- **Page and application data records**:
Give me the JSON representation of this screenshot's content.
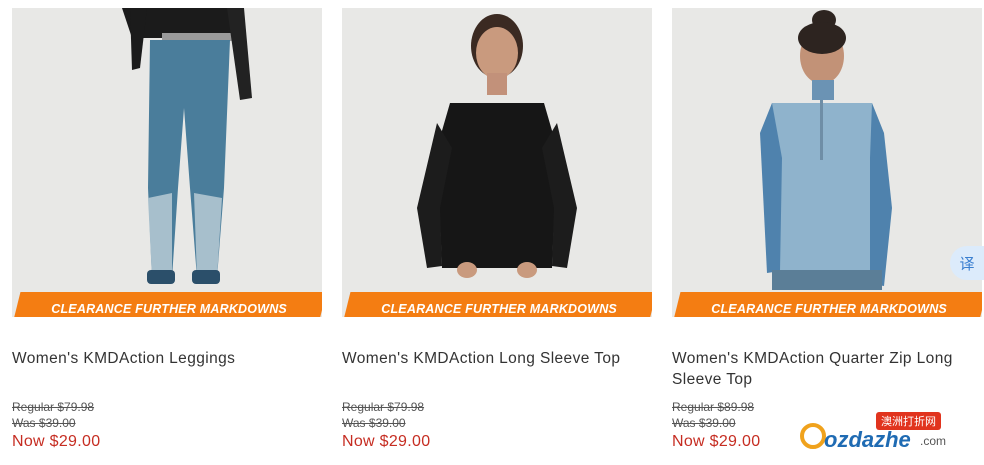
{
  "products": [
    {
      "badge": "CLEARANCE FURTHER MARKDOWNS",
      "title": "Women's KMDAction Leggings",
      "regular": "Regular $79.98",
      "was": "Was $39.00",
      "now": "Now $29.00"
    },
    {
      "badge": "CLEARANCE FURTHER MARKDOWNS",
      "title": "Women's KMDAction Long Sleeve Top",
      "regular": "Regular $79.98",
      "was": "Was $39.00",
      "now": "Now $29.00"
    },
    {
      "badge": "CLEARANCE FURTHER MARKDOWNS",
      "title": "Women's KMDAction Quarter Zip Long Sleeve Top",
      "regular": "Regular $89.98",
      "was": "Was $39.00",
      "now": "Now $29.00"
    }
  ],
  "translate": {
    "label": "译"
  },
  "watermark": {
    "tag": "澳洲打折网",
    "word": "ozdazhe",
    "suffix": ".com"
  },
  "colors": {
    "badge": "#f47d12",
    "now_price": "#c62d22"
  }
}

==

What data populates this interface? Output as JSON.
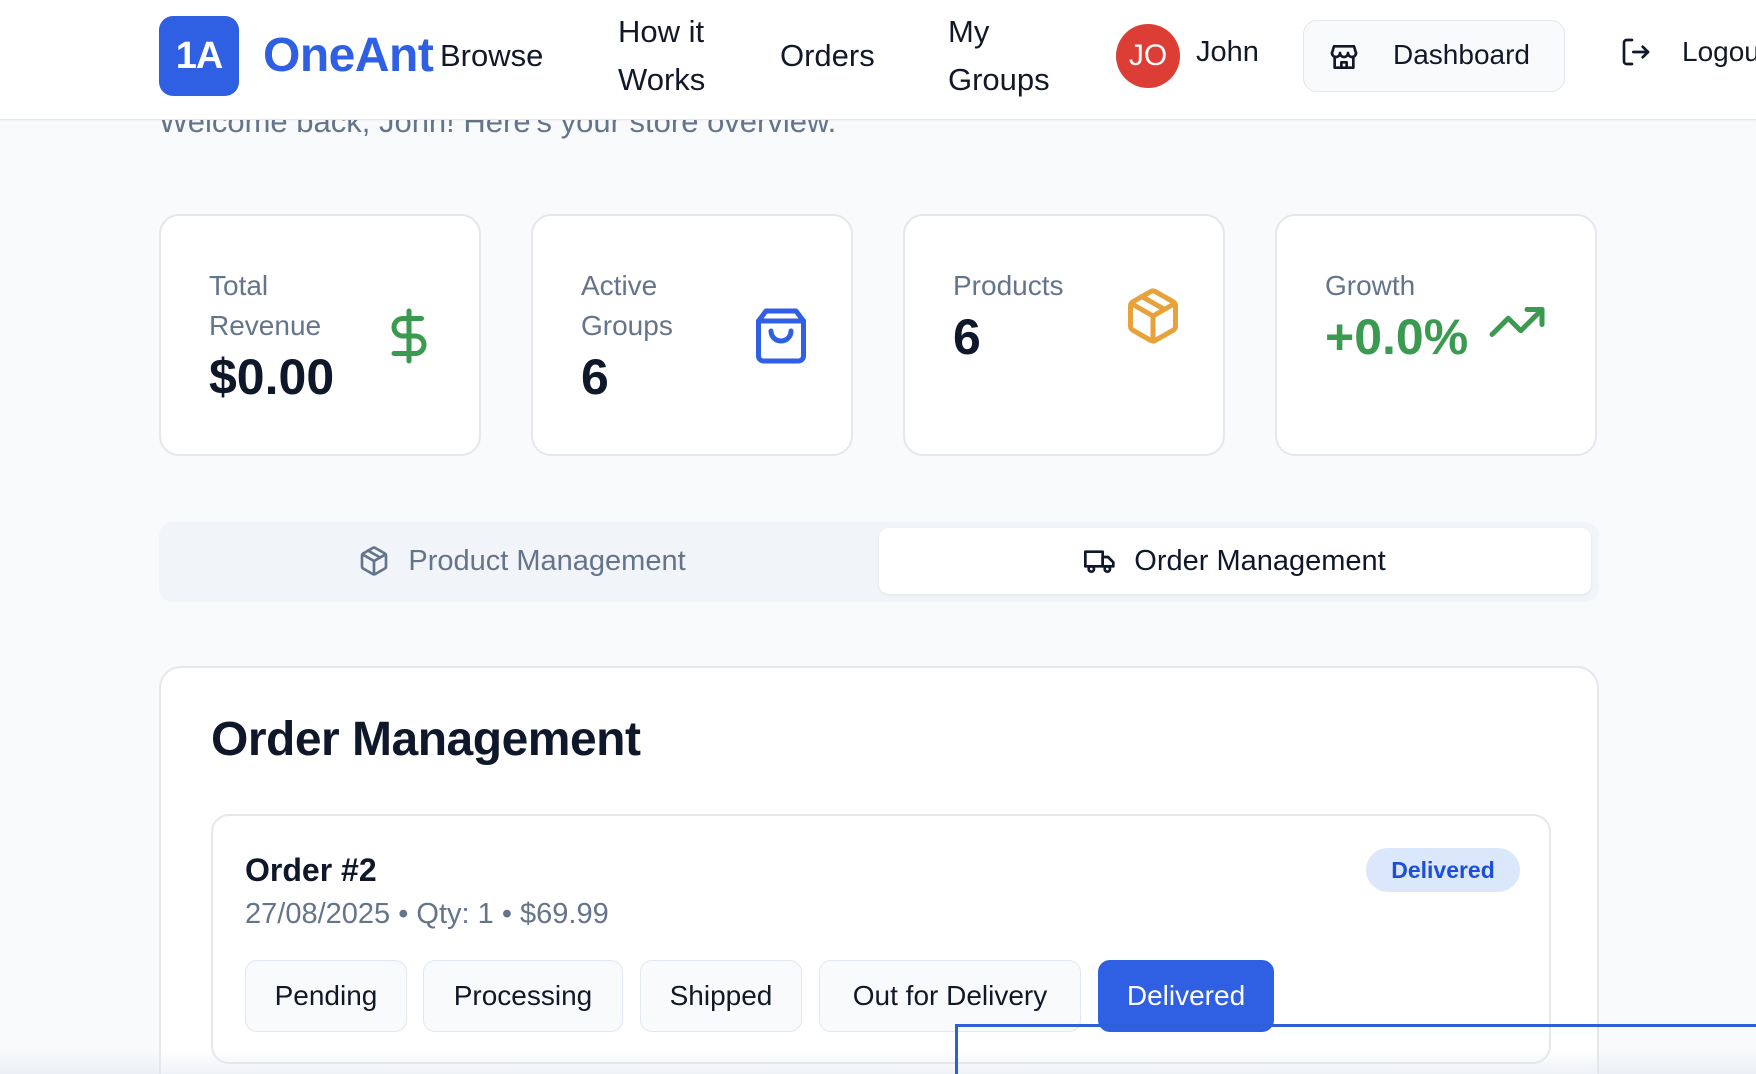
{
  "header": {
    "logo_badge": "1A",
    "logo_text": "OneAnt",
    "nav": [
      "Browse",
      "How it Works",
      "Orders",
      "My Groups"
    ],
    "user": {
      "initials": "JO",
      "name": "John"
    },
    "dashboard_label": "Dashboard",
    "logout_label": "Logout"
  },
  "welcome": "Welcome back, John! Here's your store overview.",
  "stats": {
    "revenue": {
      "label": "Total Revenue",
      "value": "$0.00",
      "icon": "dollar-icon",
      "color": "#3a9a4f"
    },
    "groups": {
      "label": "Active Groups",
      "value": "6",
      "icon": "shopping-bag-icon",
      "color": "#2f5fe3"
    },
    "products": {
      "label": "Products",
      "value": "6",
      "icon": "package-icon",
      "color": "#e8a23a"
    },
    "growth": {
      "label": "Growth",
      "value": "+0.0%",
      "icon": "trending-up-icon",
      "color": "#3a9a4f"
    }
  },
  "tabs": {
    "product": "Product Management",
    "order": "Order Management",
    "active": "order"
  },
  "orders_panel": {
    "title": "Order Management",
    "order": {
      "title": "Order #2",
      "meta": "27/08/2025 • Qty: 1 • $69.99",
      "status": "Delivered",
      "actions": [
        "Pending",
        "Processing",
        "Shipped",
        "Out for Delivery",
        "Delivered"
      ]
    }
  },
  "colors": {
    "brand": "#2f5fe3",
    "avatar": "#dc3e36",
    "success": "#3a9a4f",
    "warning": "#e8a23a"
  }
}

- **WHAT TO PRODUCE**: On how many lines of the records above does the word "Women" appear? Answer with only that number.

- **SOLUTION FOR THIS EXERCISE**: 3